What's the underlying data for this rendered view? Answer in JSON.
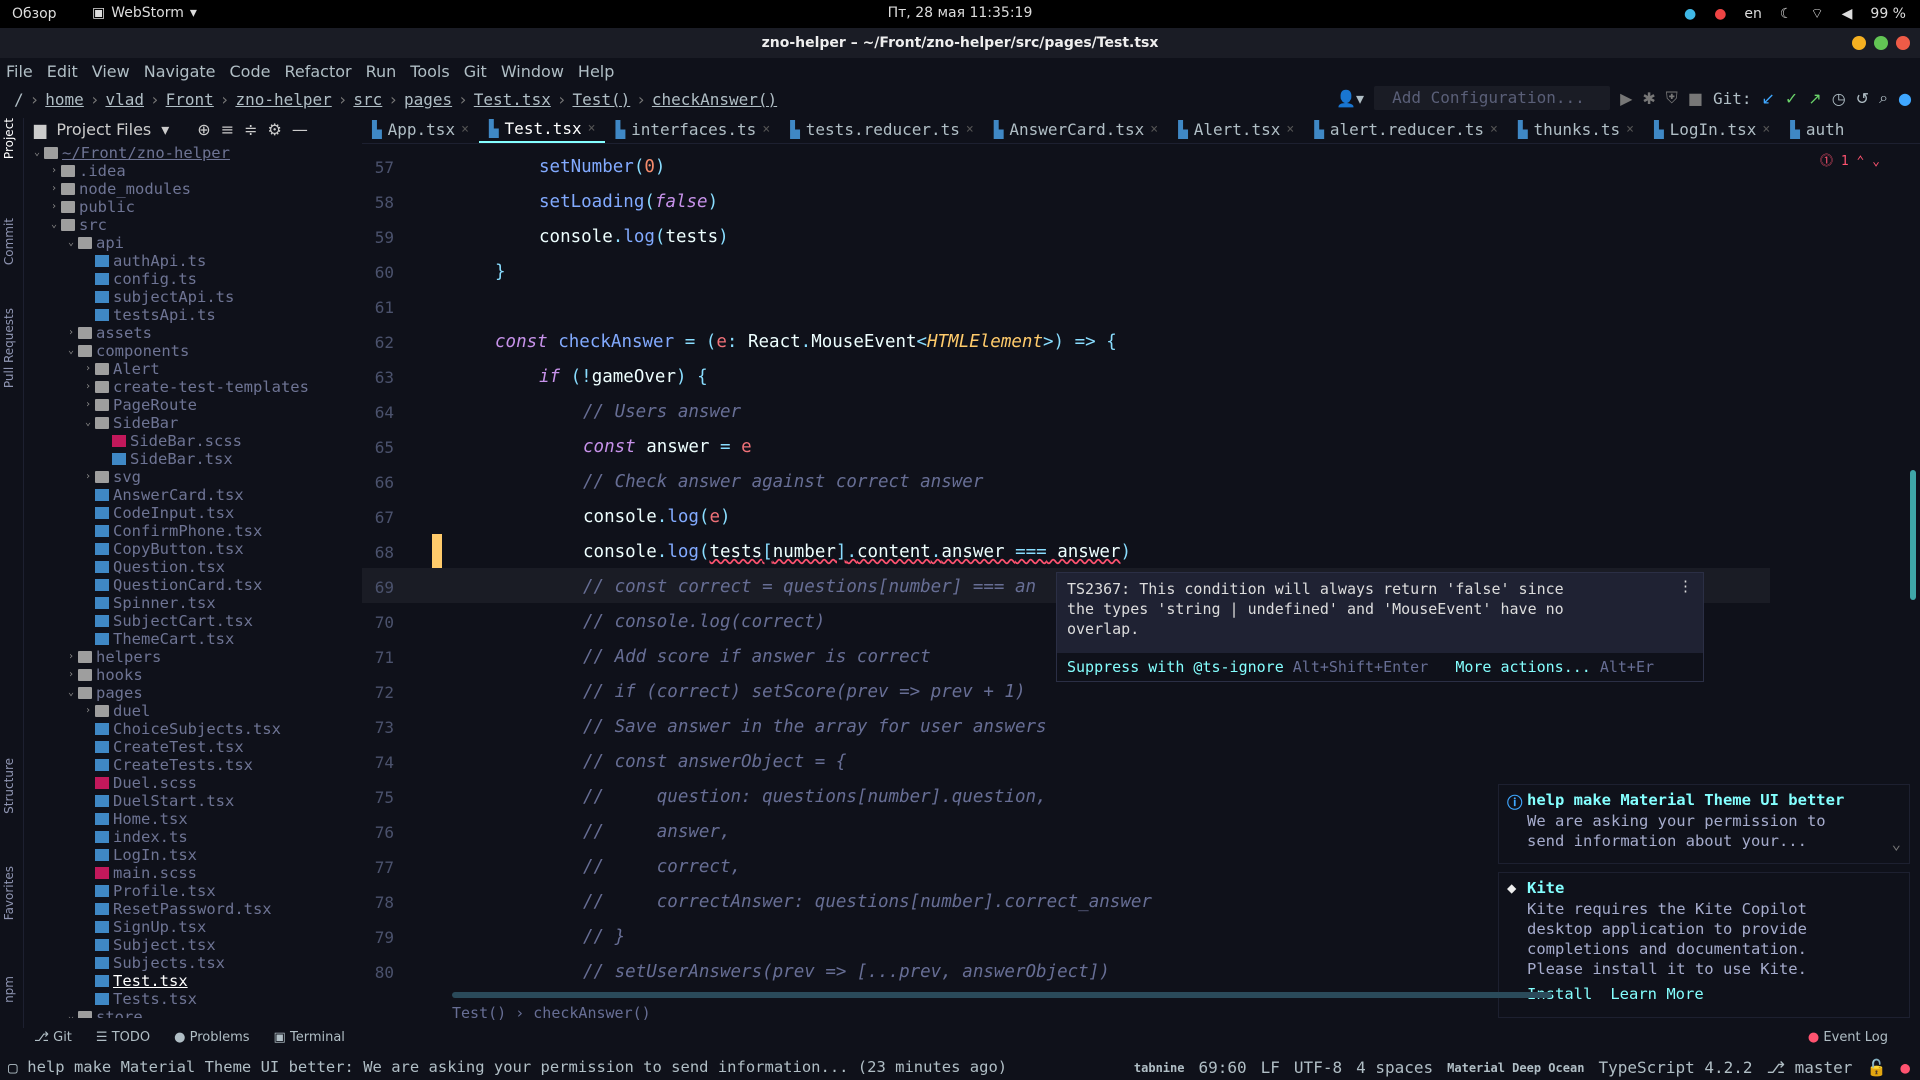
{
  "gnome": {
    "overview": "Обзор",
    "app": "WebStorm",
    "clock": "Пт, 28 мая  11:35:19",
    "lang": "en",
    "battery": "99 %"
  },
  "window": {
    "title": "zno-helper – ~/Front/zno-helper/src/pages/Test.tsx"
  },
  "menu": [
    "File",
    "Edit",
    "View",
    "Navigate",
    "Code",
    "Refactor",
    "Run",
    "Tools",
    "Git",
    "Window",
    "Help"
  ],
  "breadcrumbs": [
    "/",
    "home",
    "vlad",
    "Front",
    "zno-helper",
    "src",
    "pages",
    "Test.tsx",
    "Test()",
    "checkAnswer()"
  ],
  "run": {
    "config_placeholder": "Add Configuration...",
    "git_label": "Git:"
  },
  "left_tools": {
    "project": "Project",
    "commit": "Commit",
    "pull": "Pull Requests",
    "structure": "Structure",
    "favorites": "Favorites",
    "npm": "npm"
  },
  "project": {
    "title": "Project Files",
    "tree": [
      {
        "t": "~/Front/zno-helper",
        "d": 0,
        "k": "open-folder"
      },
      {
        "t": ".idea",
        "d": 1,
        "k": "folder"
      },
      {
        "t": "node_modules",
        "d": 1,
        "k": "folder"
      },
      {
        "t": "public",
        "d": 1,
        "k": "folder"
      },
      {
        "t": "src",
        "d": 1,
        "k": "open-folder"
      },
      {
        "t": "api",
        "d": 2,
        "k": "open-folder"
      },
      {
        "t": "authApi.ts",
        "d": 3,
        "k": "ts"
      },
      {
        "t": "config.ts",
        "d": 3,
        "k": "ts"
      },
      {
        "t": "subjectApi.ts",
        "d": 3,
        "k": "ts"
      },
      {
        "t": "testsApi.ts",
        "d": 3,
        "k": "ts"
      },
      {
        "t": "assets",
        "d": 2,
        "k": "folder"
      },
      {
        "t": "components",
        "d": 2,
        "k": "open-folder"
      },
      {
        "t": "Alert",
        "d": 3,
        "k": "folder"
      },
      {
        "t": "create-test-templates",
        "d": 3,
        "k": "folder"
      },
      {
        "t": "PageRoute",
        "d": 3,
        "k": "folder"
      },
      {
        "t": "SideBar",
        "d": 3,
        "k": "open-folder"
      },
      {
        "t": "SideBar.scss",
        "d": 4,
        "k": "css"
      },
      {
        "t": "SideBar.tsx",
        "d": 4,
        "k": "ts"
      },
      {
        "t": "svg",
        "d": 3,
        "k": "folder"
      },
      {
        "t": "AnswerCard.tsx",
        "d": 3,
        "k": "ts"
      },
      {
        "t": "CodeInput.tsx",
        "d": 3,
        "k": "ts"
      },
      {
        "t": "ConfirmPhone.tsx",
        "d": 3,
        "k": "ts"
      },
      {
        "t": "CopyButton.tsx",
        "d": 3,
        "k": "ts"
      },
      {
        "t": "Question.tsx",
        "d": 3,
        "k": "ts"
      },
      {
        "t": "QuestionCard.tsx",
        "d": 3,
        "k": "ts"
      },
      {
        "t": "Spinner.tsx",
        "d": 3,
        "k": "ts"
      },
      {
        "t": "SubjectCart.tsx",
        "d": 3,
        "k": "ts"
      },
      {
        "t": "ThemeCart.tsx",
        "d": 3,
        "k": "ts"
      },
      {
        "t": "helpers",
        "d": 2,
        "k": "folder"
      },
      {
        "t": "hooks",
        "d": 2,
        "k": "folder"
      },
      {
        "t": "pages",
        "d": 2,
        "k": "open-folder"
      },
      {
        "t": "duel",
        "d": 3,
        "k": "folder"
      },
      {
        "t": "ChoiceSubjects.tsx",
        "d": 3,
        "k": "ts"
      },
      {
        "t": "CreateTest.tsx",
        "d": 3,
        "k": "ts"
      },
      {
        "t": "CreateTests.tsx",
        "d": 3,
        "k": "ts"
      },
      {
        "t": "Duel.scss",
        "d": 3,
        "k": "css"
      },
      {
        "t": "DuelStart.tsx",
        "d": 3,
        "k": "ts"
      },
      {
        "t": "Home.tsx",
        "d": 3,
        "k": "ts"
      },
      {
        "t": "index.ts",
        "d": 3,
        "k": "ts"
      },
      {
        "t": "LogIn.tsx",
        "d": 3,
        "k": "ts"
      },
      {
        "t": "main.scss",
        "d": 3,
        "k": "css"
      },
      {
        "t": "Profile.tsx",
        "d": 3,
        "k": "ts"
      },
      {
        "t": "ResetPassword.tsx",
        "d": 3,
        "k": "ts"
      },
      {
        "t": "SignUp.tsx",
        "d": 3,
        "k": "ts"
      },
      {
        "t": "Subject.tsx",
        "d": 3,
        "k": "ts"
      },
      {
        "t": "Subjects.tsx",
        "d": 3,
        "k": "ts"
      },
      {
        "t": "Test.tsx",
        "d": 3,
        "k": "ts",
        "sel": true
      },
      {
        "t": "Tests.tsx",
        "d": 3,
        "k": "ts"
      },
      {
        "t": "store",
        "d": 2,
        "k": "open-folder"
      }
    ]
  },
  "tabs": [
    {
      "label": "App.tsx"
    },
    {
      "label": "Test.tsx",
      "active": true
    },
    {
      "label": "interfaces.ts"
    },
    {
      "label": "tests.reducer.ts"
    },
    {
      "label": "AnswerCard.tsx"
    },
    {
      "label": "Alert.tsx"
    },
    {
      "label": "alert.reducer.ts"
    },
    {
      "label": "thunks.ts"
    },
    {
      "label": "LogIn.tsx"
    },
    {
      "label": "auth"
    }
  ],
  "errors": "1",
  "code": [
    {
      "n": "57",
      "i": 1,
      "h": "<span class='fn'>setNumber</span><span class='pu'>(</span><span class='num'>0</span><span class='pu'>)</span>"
    },
    {
      "n": "58",
      "i": 1,
      "h": "<span class='fn'>setLoading</span><span class='pu'>(</span><span class='kw'>false</span><span class='pu'>)</span>"
    },
    {
      "n": "59",
      "i": 1,
      "h": "console<span class='pu'>.</span><span class='fn'>log</span><span class='pu'>(</span>tests<span class='pu'>)</span>"
    },
    {
      "n": "60",
      "i": 0,
      "h": "<span class='pu'>}</span>"
    },
    {
      "n": "61",
      "i": 0,
      "h": ""
    },
    {
      "n": "62",
      "i": 0,
      "h": "<span class='kw'>const</span> <span class='fn'>checkAnswer</span> <span class='pu'>=</span> <span class='pu'>(</span><span class='var'>e</span><span class='pu'>:</span> React<span class='pu'>.</span>MouseEvent<span class='pu'>&lt;</span><span class='ty'>HTMLElement</span><span class='pu'>&gt;)</span> <span class='pu'>=&gt;</span> <span class='pu'>{</span>"
    },
    {
      "n": "63",
      "i": 1,
      "h": "<span class='kw'>if</span> <span class='pu'>(!</span>gameOver<span class='pu'>)</span> <span class='pu'>{</span>"
    },
    {
      "n": "64",
      "i": 2,
      "h": "<span class='cm'>// Users answer</span>"
    },
    {
      "n": "65",
      "i": 2,
      "h": "<span class='kw'>const</span> answer <span class='pu'>=</span> <span class='var'>e</span>"
    },
    {
      "n": "66",
      "i": 2,
      "h": "<span class='cm'>// Check answer against correct answer</span>"
    },
    {
      "n": "67",
      "i": 2,
      "h": "console<span class='pu'>.</span><span class='fn'>log</span><span class='pu'>(</span><span class='var'>e</span><span class='pu'>)</span>"
    },
    {
      "n": "68",
      "i": 2,
      "h": "console<span class='pu'>.</span><span class='fn'>log</span><span class='pu'>(</span><span style='text-decoration:underline wavy #ff5370'>tests<span class='pu'>[</span>number<span class='pu'>]</span><span class='pu'>.</span>content<span class='pu'>.</span>answer <span class='pu'>===</span> answer</span><span class='pu'>)</span>"
    },
    {
      "n": "69",
      "i": 2,
      "h": "<span class='cm'>// const correct = questions[number] === an</span>"
    },
    {
      "n": "70",
      "i": 2,
      "h": "<span class='cm'>// console.log(correct)</span>"
    },
    {
      "n": "71",
      "i": 2,
      "h": "<span class='cm'>// Add score if answer is correct</span>"
    },
    {
      "n": "72",
      "i": 2,
      "h": "<span class='cm'>// if (correct) setScore(prev =&gt; prev + 1)</span>"
    },
    {
      "n": "73",
      "i": 2,
      "h": "<span class='cm'>// Save answer in the array for user answers</span>"
    },
    {
      "n": "74",
      "i": 2,
      "h": "<span class='cm'>// const answerObject = {</span>"
    },
    {
      "n": "75",
      "i": 2,
      "h": "<span class='cm'>//     question: questions[number].question,</span>"
    },
    {
      "n": "76",
      "i": 2,
      "h": "<span class='cm'>//     answer,</span>"
    },
    {
      "n": "77",
      "i": 2,
      "h": "<span class='cm'>//     correct,</span>"
    },
    {
      "n": "78",
      "i": 2,
      "h": "<span class='cm'>//     correctAnswer: questions[number].correct_answer</span>"
    },
    {
      "n": "79",
      "i": 2,
      "h": "<span class='cm'>// }</span>"
    },
    {
      "n": "80",
      "i": 2,
      "h": "<span class='cm'>// setUserAnswers(prev =&gt; [...prev, answerObject])</span>"
    }
  ],
  "tooltip": {
    "message": "TS2367: This condition will always return 'false' since\nthe types 'string | undefined' and 'MouseEvent' have no\noverlap.",
    "suppress": "Suppress with @ts-ignore",
    "suppress_key": "Alt+Shift+Enter",
    "more": "More actions...",
    "more_key": "Alt+Er"
  },
  "notifications": [
    {
      "title": "help make Material Theme UI better",
      "body": "We are asking your permission to\nsend information about your..."
    },
    {
      "title": "Kite",
      "body": "Kite requires the Kite Copilot\ndesktop application to provide\ncompletions and documentation.\nPlease install it to use Kite.",
      "links": [
        "Install",
        "Learn More"
      ]
    }
  ],
  "editor_breadcrumb": "Test()  ›  checkAnswer()",
  "bottom_tabs": [
    "Git",
    "TODO",
    "Problems",
    "Terminal"
  ],
  "event_log": "Event Log",
  "status": {
    "message": "help make Material Theme UI better: We are asking your permission to send information... (23 minutes ago)",
    "tabnine": "tabnine",
    "pos": "69:60",
    "eol": "LF",
    "enc": "UTF-8",
    "indent": "4 spaces",
    "theme": "Material Deep Ocean",
    "lang": "TypeScript 4.2.2",
    "branch": "master"
  },
  "colors": {
    "accent": "#84ffff",
    "bg": "#0f111a"
  }
}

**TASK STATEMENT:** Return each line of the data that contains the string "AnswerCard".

**ANSWER TO THE EXERCISE:**
        "t": "AnswerCard.tsx",
      "label": "AnswerCard.tsx"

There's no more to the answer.